Tuesday 17 May 2011

Select Committee: Special Educational Needs Green Paper

Yesterday morning I sat in the public area for the Education Select Committee *. I've watched proceedings on television before, but it was much more exciting being there in person.

Sue Bourne, Headteacher of The Avenue School (where I'm chairman of governors) was one of 5 expert witnesses called to give evidence. I was keen to accompany Sue to give her moral support & hear the discussion.

Sue has a huge amount of experience and passion for Special Educational Needs (SEN) having worked in the field for 22 years. Sue was appointed to The Avenue School 8 years ago when closure was anticipated. However Sue, supported by her strong team, turned the school around to achieve numerous major awards including the prestigious Specialist Status for Performance Arts and The Full International School Award, as well as being rated "outstanding" by Ofsted in the last 4 inspections.

The Expert Witnesses welcomed speeding up & simplifying the process for families; having a combined assessment and standardising assessments across the country. Concerns were mainly on funding; responsibility; and capacity. There was acknowledgement that transitions for post-16 have been in a mess and that adequacy of such provision needs further examination.
Following on after the hour's session, Sarah Teather MP, Minister for Children & Families, was questioned for a further hour.

Sue & my morning was topped off by a meeting with Alok Sharma MP, in whose constituency (Reading West) lies The Avenue School. Alok has been extremely supportive of all Sue's and the School's achievements over the last few years.

* A departmental select committee examines the spending, administration and policy of the specific department and related public bodies.

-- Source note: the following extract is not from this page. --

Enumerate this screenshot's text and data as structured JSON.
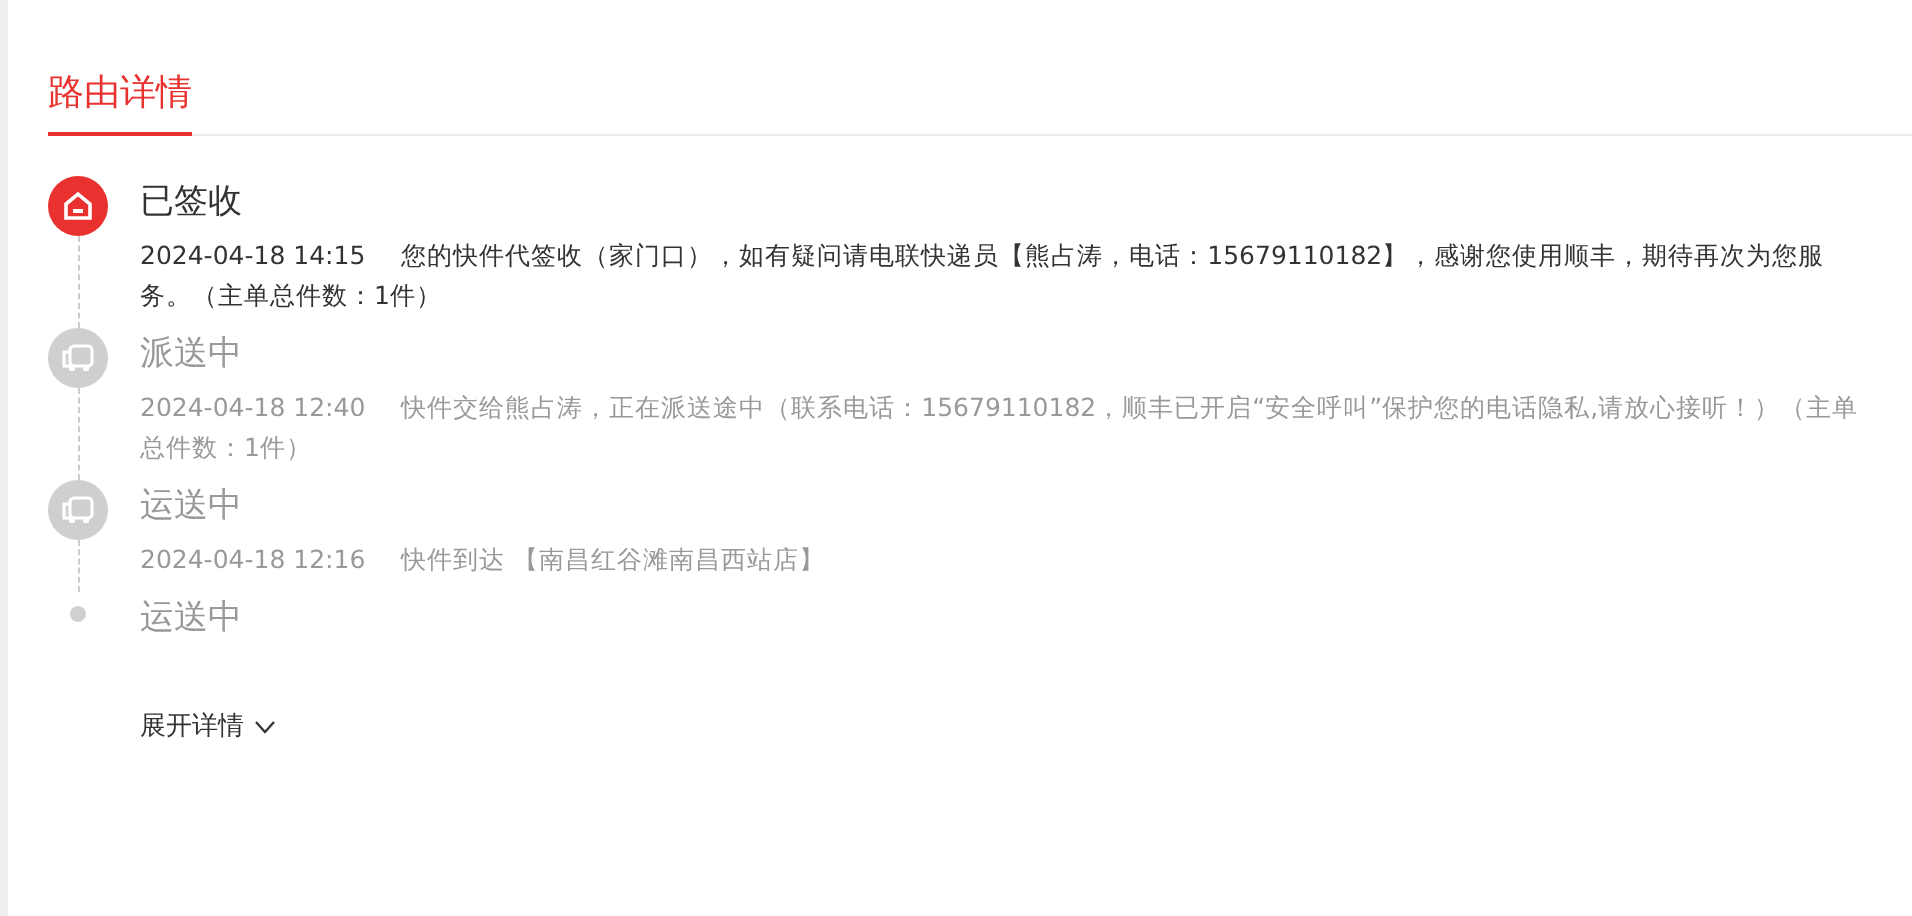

It consists of members from all the major parties in the House. A Select Committee therefore holds the Government to account.